Work order
Could you write out every record below exactly, leaving out any pictures?

Entries from a dataset of interfaces
===

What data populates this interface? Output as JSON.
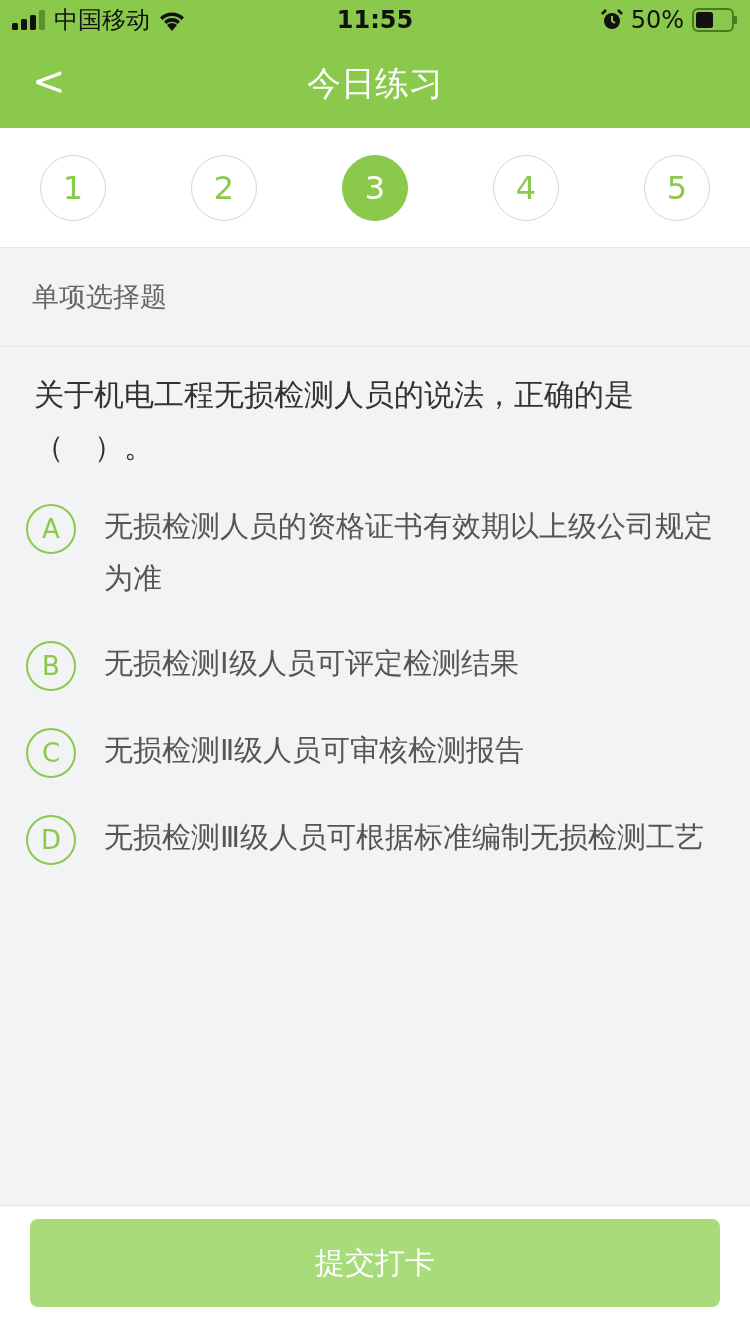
{
  "status_bar": {
    "carrier": "中国移动",
    "time": "11:55",
    "battery": "50%"
  },
  "nav": {
    "back": "<",
    "title": "今日练习"
  },
  "steps": [
    {
      "label": "1",
      "selected": false
    },
    {
      "label": "2",
      "selected": false
    },
    {
      "label": "3",
      "selected": true
    },
    {
      "label": "4",
      "selected": false
    },
    {
      "label": "5",
      "selected": false
    }
  ],
  "section": "单项选择题",
  "question": "关于机电工程无损检测人员的说法，正确的是（　）。",
  "options": [
    {
      "letter": "A",
      "text": "无损检测人员的资格证书有效期以上级公司规定为准",
      "selected": false
    },
    {
      "letter": "B",
      "text": "无损检测Ⅰ级人员可评定检测结果",
      "selected": false
    },
    {
      "letter": "C",
      "text": "无损检测Ⅱ级人员可审核检测报告",
      "selected": false
    },
    {
      "letter": "D",
      "text": "无损检测Ⅲ级人员可根据标准编制无损检测工艺",
      "selected": false
    }
  ],
  "submit": {
    "label": "提交打卡",
    "disabled": true
  }
}
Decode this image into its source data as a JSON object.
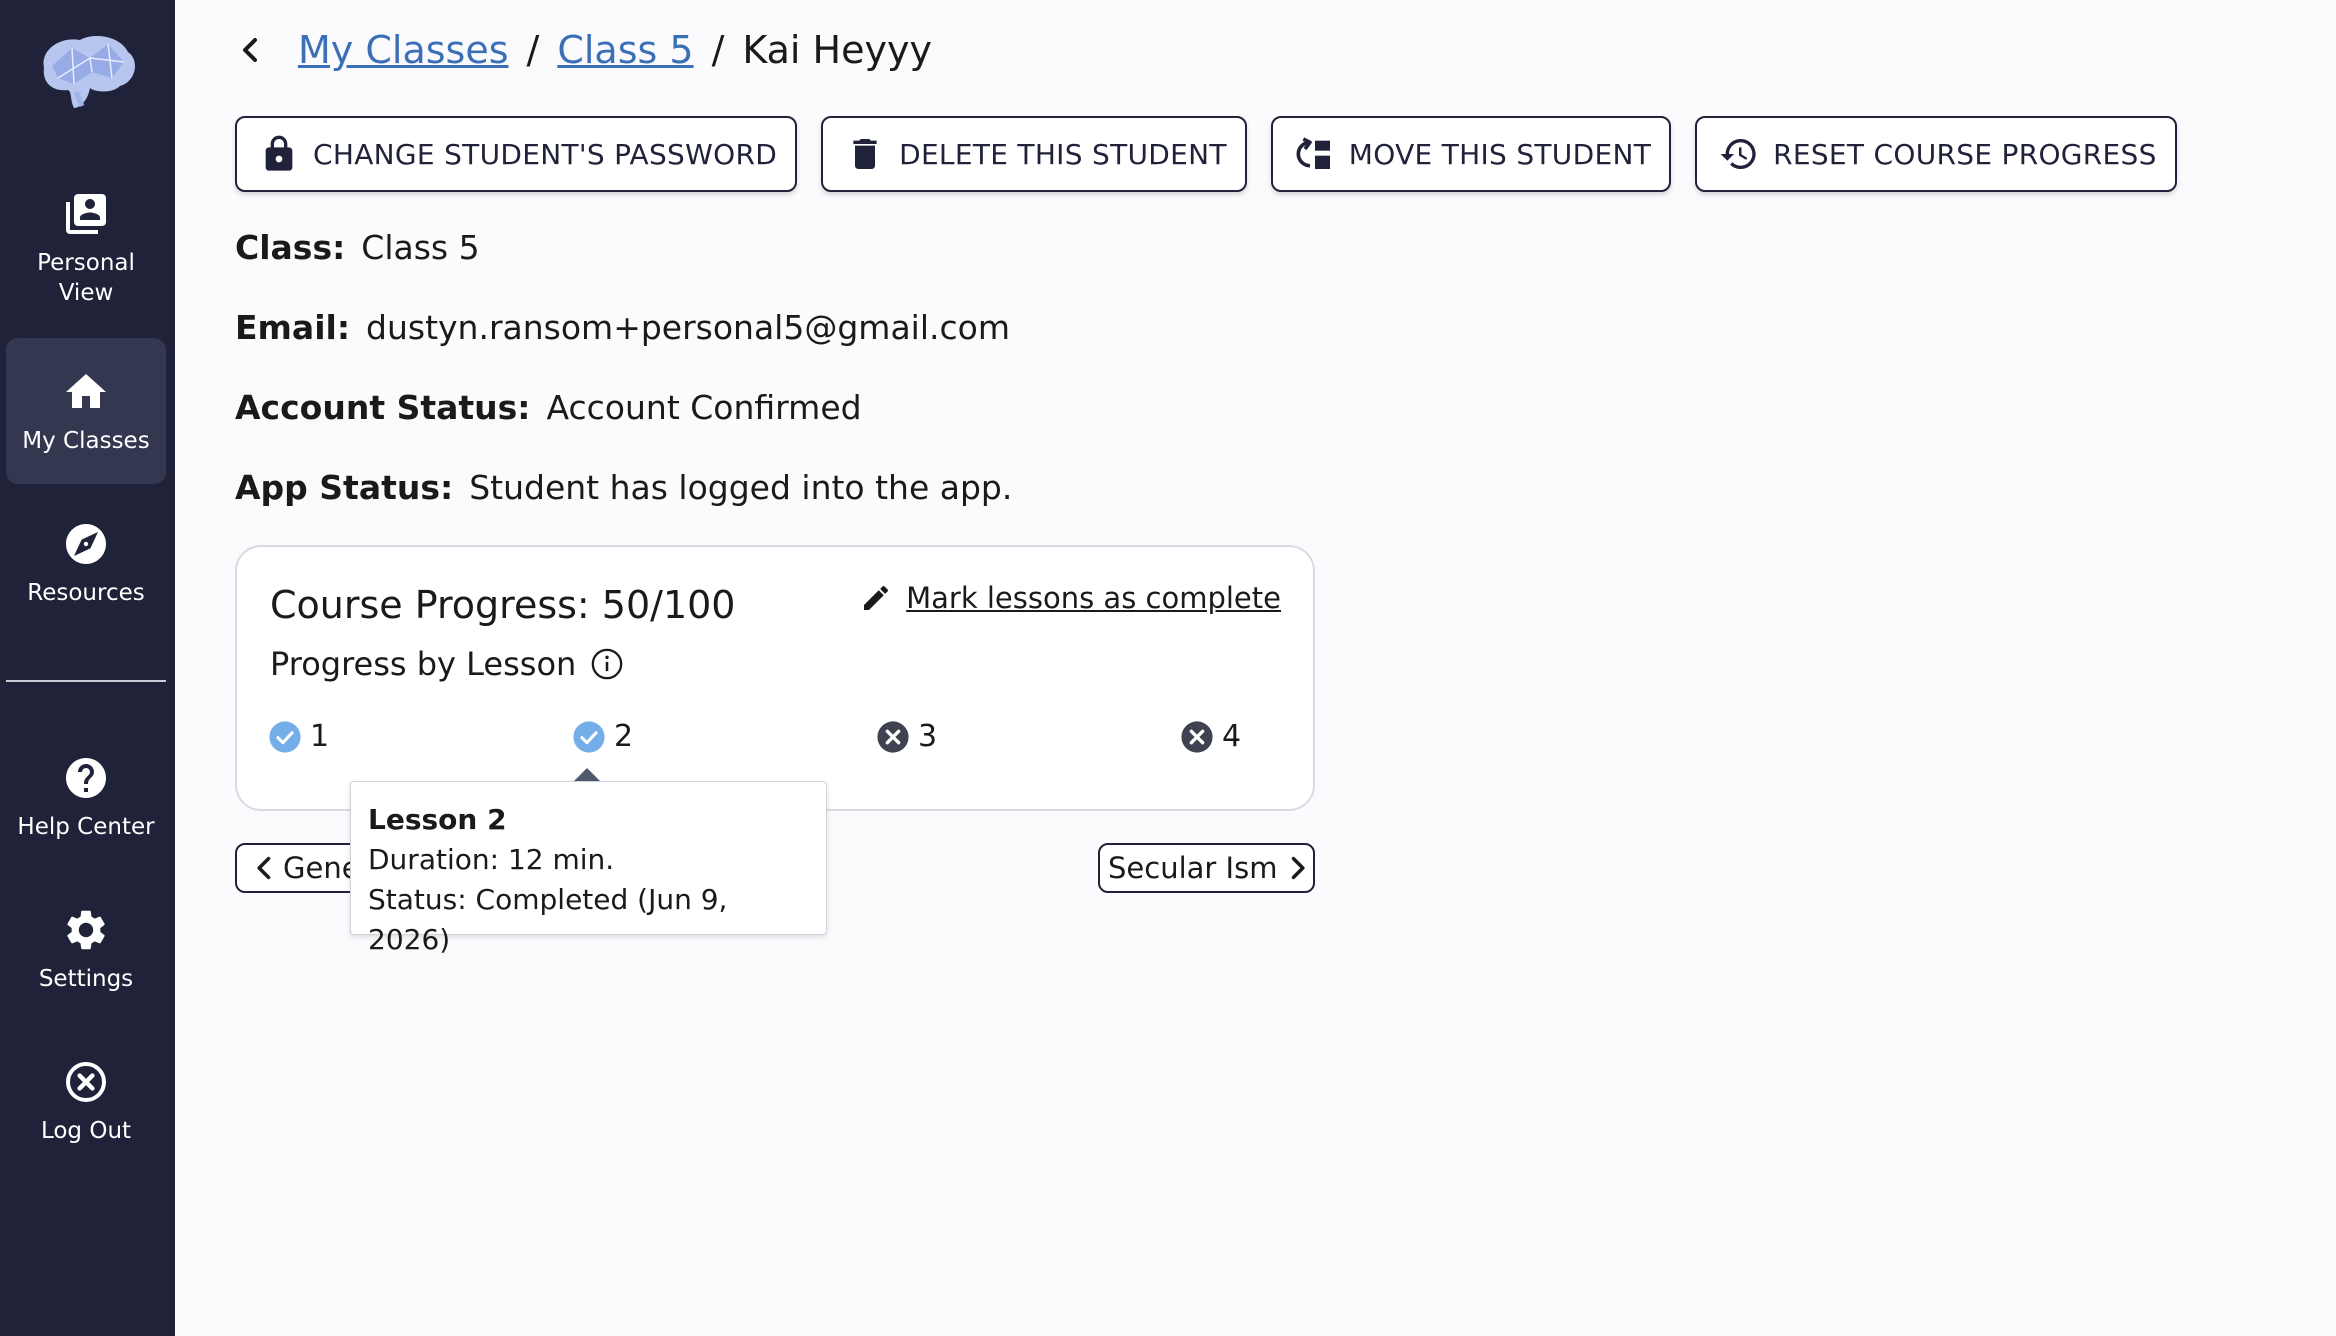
{
  "sidebar": {
    "items": [
      {
        "label": "Personal View",
        "icon": "person-list-icon"
      },
      {
        "label": "My Classes",
        "icon": "home-icon",
        "active": true
      },
      {
        "label": "Resources",
        "icon": "compass-icon"
      },
      {
        "label": "Help Center",
        "icon": "help-icon"
      },
      {
        "label": "Settings",
        "icon": "gear-icon"
      },
      {
        "label": "Log Out",
        "icon": "close-circle-icon"
      }
    ]
  },
  "breadcrumb": {
    "items": [
      "My Classes",
      "Class 5"
    ],
    "separator": "/",
    "current": "Kai Heyyy"
  },
  "actions": [
    {
      "label": "CHANGE STUDENT'S PASSWORD",
      "icon": "lock-icon"
    },
    {
      "label": "DELETE THIS STUDENT",
      "icon": "trash-icon"
    },
    {
      "label": "MOVE THIS STUDENT",
      "icon": "move-icon"
    },
    {
      "label": "RESET COURSE PROGRESS",
      "icon": "history-icon"
    }
  ],
  "student": {
    "class_label": "Class:",
    "class_value": "Class 5",
    "email_label": "Email:",
    "email_value": "dustyn.ransom+personal5@gmail.com",
    "account_label": "Account Status:",
    "account_value": "Account Confirmed",
    "app_label": "App Status:",
    "app_value": "Student has logged into the app."
  },
  "progress": {
    "title": "Course Progress: 50/100",
    "subtitle": "Progress by Lesson",
    "mark_link": "Mark lessons as complete",
    "lessons": [
      {
        "number": "1",
        "completed": true
      },
      {
        "number": "2",
        "completed": true
      },
      {
        "number": "3",
        "completed": false
      },
      {
        "number": "4",
        "completed": false
      }
    ]
  },
  "pager": {
    "prev_label": "Gene",
    "next_label": "Secular Ism"
  },
  "tooltip": {
    "title": "Lesson 2",
    "duration": "Duration: 12 min.",
    "status": "Status: Completed (Jun 9, 2026)"
  },
  "colors": {
    "sidebar_bg": "#1f2238",
    "link": "#3b6fb6",
    "check_blue": "#74aee8",
    "x_gray": "#3f4250"
  }
}
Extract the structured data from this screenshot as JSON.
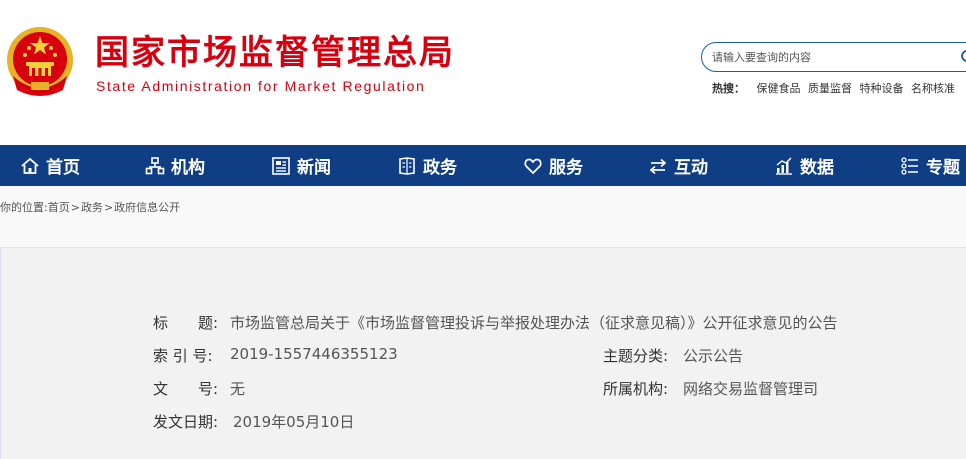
{
  "header": {
    "title_cn": "国家市场监督管理总局",
    "title_en": "State Administration for Market Regulation",
    "emblem_icon": "national-emblem-icon",
    "search": {
      "placeholder": "请输入要查询的内容",
      "icon": "search-icon"
    },
    "hot": {
      "label": "热搜：",
      "links": [
        "保健食品",
        "质量监督",
        "特种设备",
        "名称核准"
      ]
    }
  },
  "nav": {
    "items": [
      {
        "label": "首页",
        "icon": "home-icon"
      },
      {
        "label": "机构",
        "icon": "org-chart-icon"
      },
      {
        "label": "新闻",
        "icon": "newspaper-icon"
      },
      {
        "label": "政务",
        "icon": "document-icon"
      },
      {
        "label": "服务",
        "icon": "heart-icon"
      },
      {
        "label": "互动",
        "icon": "exchange-icon"
      },
      {
        "label": "数据",
        "icon": "bar-chart-icon"
      },
      {
        "label": "专题",
        "icon": "list-icon"
      }
    ]
  },
  "breadcrumb": {
    "prefix": "你的位置:",
    "items": [
      "首页",
      "政务",
      "政府信息公开"
    ],
    "separator": ">"
  },
  "info": {
    "title_label": "标　　题:",
    "title_value": "市场监管总局关于《市场监督管理投诉与举报处理办法（征求意见稿）》公开征求意见的公告",
    "index_label": "索 引 号:",
    "index_value": "2019-1557446355123",
    "topic_label": "主题分类:",
    "topic_value": "公示公告",
    "doc_label": "文　　号:",
    "doc_value": "无",
    "org_label": "所属机构:",
    "org_value": "网络交易监督管理司",
    "date_label": "发文日期:",
    "date_value": "2019年05月10日"
  },
  "colors": {
    "brand_red": "#d7000f",
    "nav_blue": "#0f3e84",
    "search_border": "#1b5ea8"
  }
}
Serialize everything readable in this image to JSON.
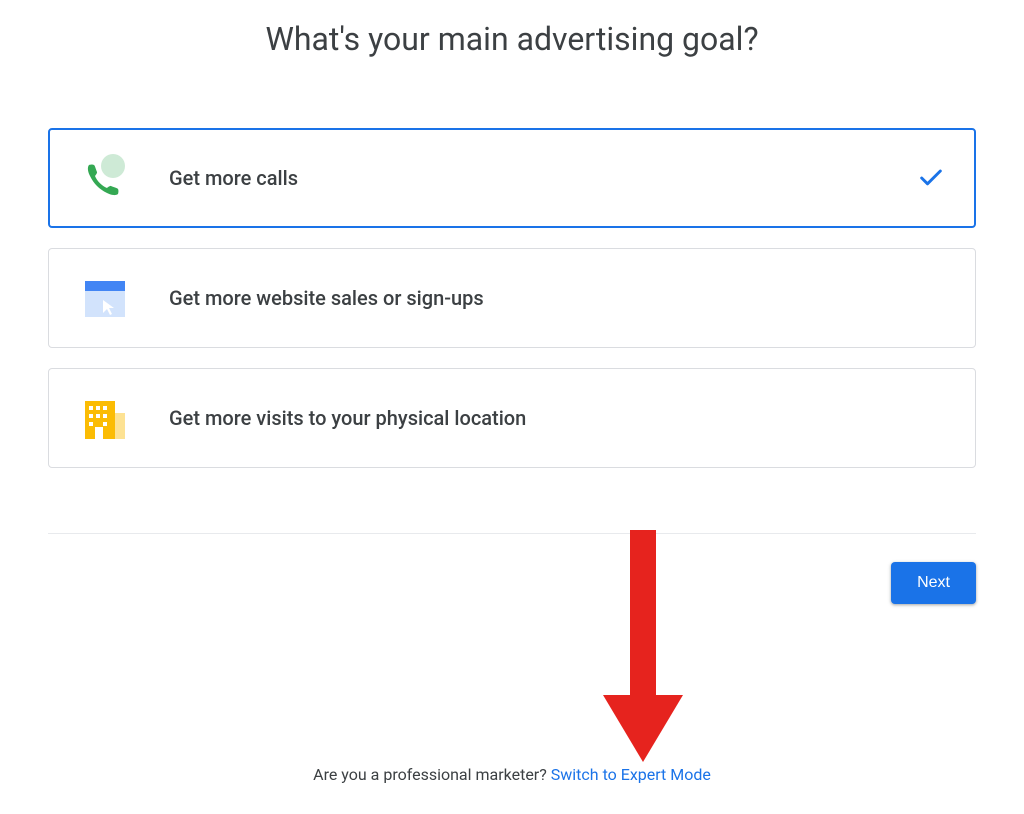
{
  "heading": "What's your main advertising goal?",
  "options": [
    {
      "label": "Get more calls",
      "selected": true
    },
    {
      "label": "Get more website sales or sign-ups",
      "selected": false
    },
    {
      "label": "Get more visits to your physical location",
      "selected": false
    }
  ],
  "next_button": "Next",
  "footer": {
    "prompt": "Are you a professional marketer? ",
    "link": "Switch to Expert Mode"
  }
}
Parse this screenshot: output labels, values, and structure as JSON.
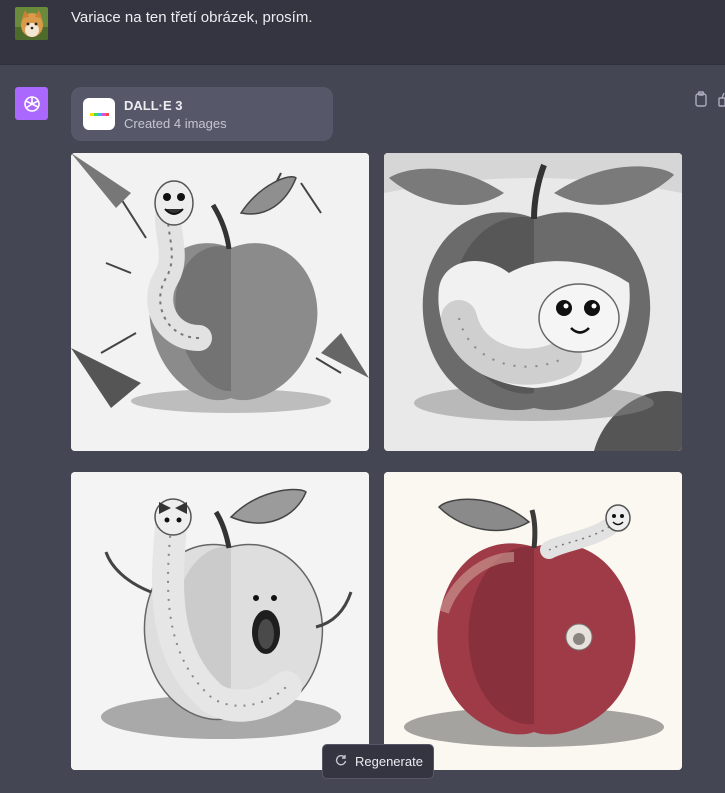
{
  "user_message": {
    "text": "Variace na ten třetí obrázek, prosím."
  },
  "assistant": {
    "tool_card": {
      "title": "DALL·E 3",
      "subtitle": "Created 4 images"
    },
    "images": [
      {
        "icon": "worm-in-apple-drawing"
      },
      {
        "icon": "worm-inside-apple-drawing"
      },
      {
        "icon": "worm-with-bowtie-apple-drawing"
      },
      {
        "icon": "red-apple-with-worm-drawing"
      }
    ]
  },
  "regenerate_button": {
    "label": "Regenerate",
    "icon": "refresh-icon"
  },
  "colors": {
    "background": "#444654",
    "user_row": "#343541",
    "assistant_avatar": "#ab68ff"
  }
}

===

Problem solution
What data populates this interface? Output as JSON.
{
  "status_bar": {
    "carrier": "中国移动",
    "time": "11:55",
    "battery": "50%"
  },
  "nav": {
    "back": "<",
    "title": "今日练习"
  },
  "steps": [
    {
      "label": "1",
      "selected": false
    },
    {
      "label": "2",
      "selected": false
    },
    {
      "label": "3",
      "selected": true
    },
    {
      "label": "4",
      "selected": false
    },
    {
      "label": "5",
      "selected": false
    }
  ],
  "section": "单项选择题",
  "question": "关于机电工程无损检测人员的说法，正确的是（　）。",
  "options": [
    {
      "letter": "A",
      "text": "无损检测人员的资格证书有效期以上级公司规定为准",
      "selected": false
    },
    {
      "letter": "B",
      "text": "无损检测Ⅰ级人员可评定检测结果",
      "selected": false
    },
    {
      "letter": "C",
      "text": "无损检测Ⅱ级人员可审核检测报告",
      "selected": false
    },
    {
      "letter": "D",
      "text": "无损检测Ⅲ级人员可根据标准编制无损检测工艺",
      "selected": false
    }
  ],
  "submit": {
    "label": "提交打卡",
    "disabled": true
  }
}
Decode this image into its source data as a JSON object.
{
  "sidebar": {
    "items": [
      {
        "label": "Personal View",
        "icon": "person-list-icon"
      },
      {
        "label": "My Classes",
        "icon": "home-icon",
        "active": true
      },
      {
        "label": "Resources",
        "icon": "compass-icon"
      },
      {
        "label": "Help Center",
        "icon": "help-icon"
      },
      {
        "label": "Settings",
        "icon": "gear-icon"
      },
      {
        "label": "Log Out",
        "icon": "close-circle-icon"
      }
    ]
  },
  "breadcrumb": {
    "items": [
      "My Classes",
      "Class 5"
    ],
    "separator": "/",
    "current": "Kai Heyyy"
  },
  "actions": [
    {
      "label": "CHANGE STUDENT'S PASSWORD",
      "icon": "lock-icon"
    },
    {
      "label": "DELETE THIS STUDENT",
      "icon": "trash-icon"
    },
    {
      "label": "MOVE THIS STUDENT",
      "icon": "move-icon"
    },
    {
      "label": "RESET COURSE PROGRESS",
      "icon": "history-icon"
    }
  ],
  "student": {
    "class_label": "Class:",
    "class_value": "Class 5",
    "email_label": "Email:",
    "email_value": "dustyn.ransom+personal5@gmail.com",
    "account_label": "Account Status:",
    "account_value": "Account Confirmed",
    "app_label": "App Status:",
    "app_value": "Student has logged into the app."
  },
  "progress": {
    "title": "Course Progress: 50/100",
    "subtitle": "Progress by Lesson",
    "mark_link": "Mark lessons as complete",
    "lessons": [
      {
        "number": "1",
        "completed": true
      },
      {
        "number": "2",
        "completed": true
      },
      {
        "number": "3",
        "completed": false
      },
      {
        "number": "4",
        "completed": false
      }
    ]
  },
  "pager": {
    "prev_label": "Gene",
    "next_label": "Secular Ism"
  },
  "tooltip": {
    "title": "Lesson 2",
    "duration": "Duration: 12 min.",
    "status": "Status: Completed (Jun 9, 2026)"
  },
  "colors": {
    "sidebar_bg": "#1f2238",
    "link": "#3b6fb6",
    "check_blue": "#74aee8",
    "x_gray": "#3f4250"
  }
}
Extract the structured data from this screenshot as JSON.
{
  "header": {
    "title_cn": "国家市场监督管理总局",
    "title_en": "State Administration for Market Regulation",
    "emblem_icon": "national-emblem-icon",
    "search": {
      "placeholder": "请输入要查询的内容",
      "icon": "search-icon"
    },
    "hot": {
      "label": "热搜：",
      "links": [
        "保健食品",
        "质量监督",
        "特种设备",
        "名称核准"
      ]
    }
  },
  "nav": {
    "items": [
      {
        "label": "首页",
        "icon": "home-icon"
      },
      {
        "label": "机构",
        "icon": "org-chart-icon"
      },
      {
        "label": "新闻",
        "icon": "newspaper-icon"
      },
      {
        "label": "政务",
        "icon": "document-icon"
      },
      {
        "label": "服务",
        "icon": "heart-icon"
      },
      {
        "label": "互动",
        "icon": "exchange-icon"
      },
      {
        "label": "数据",
        "icon": "bar-chart-icon"
      },
      {
        "label": "专题",
        "icon": "list-icon"
      }
    ]
  },
  "breadcrumb": {
    "prefix": "你的位置:",
    "items": [
      "首页",
      "政务",
      "政府信息公开"
    ],
    "separator": ">"
  },
  "info": {
    "title_label": "标　　题:",
    "title_value": "市场监管总局关于《市场监督管理投诉与举报处理办法（征求意见稿）》公开征求意见的公告",
    "index_label": "索 引 号:",
    "index_value": "2019-1557446355123",
    "topic_label": "主题分类:",
    "topic_value": "公示公告",
    "doc_label": "文　　号:",
    "doc_value": "无",
    "org_label": "所属机构:",
    "org_value": "网络交易监督管理司",
    "date_label": "发文日期:",
    "date_value": "2019年05月10日"
  },
  "colors": {
    "brand_red": "#d7000f",
    "nav_blue": "#0f3e84",
    "search_border": "#1b5ea8"
  }
}
Serialize everything readable in this image to JSON.
{
  "heading": "What's your main advertising goal?",
  "options": [
    {
      "label": "Get more calls",
      "selected": true
    },
    {
      "label": "Get more website sales or sign-ups",
      "selected": false
    },
    {
      "label": "Get more visits to your physical location",
      "selected": false
    }
  ],
  "next_button": "Next",
  "footer": {
    "prompt": "Are you a professional marketer? ",
    "link": "Switch to Expert Mode"
  }
}
Parse this screenshot: output labels, values, and structure as JSON.
{
  "user_message": {
    "text": "Variace na ten třetí obrázek, prosím."
  },
  "assistant": {
    "tool_card": {
      "title": "DALL·E 3",
      "subtitle": "Created 4 images"
    },
    "images": [
      {
        "icon": "worm-in-apple-drawing"
      },
      {
        "icon": "worm-inside-apple-drawing"
      },
      {
        "icon": "worm-with-bowtie-apple-drawing"
      },
      {
        "icon": "red-apple-with-worm-drawing"
      }
    ]
  },
  "regenerate_button": {
    "label": "Regenerate",
    "icon": "refresh-icon"
  },
  "colors": {
    "background": "#444654",
    "user_row": "#343541",
    "assistant_avatar": "#ab68ff"
  }
}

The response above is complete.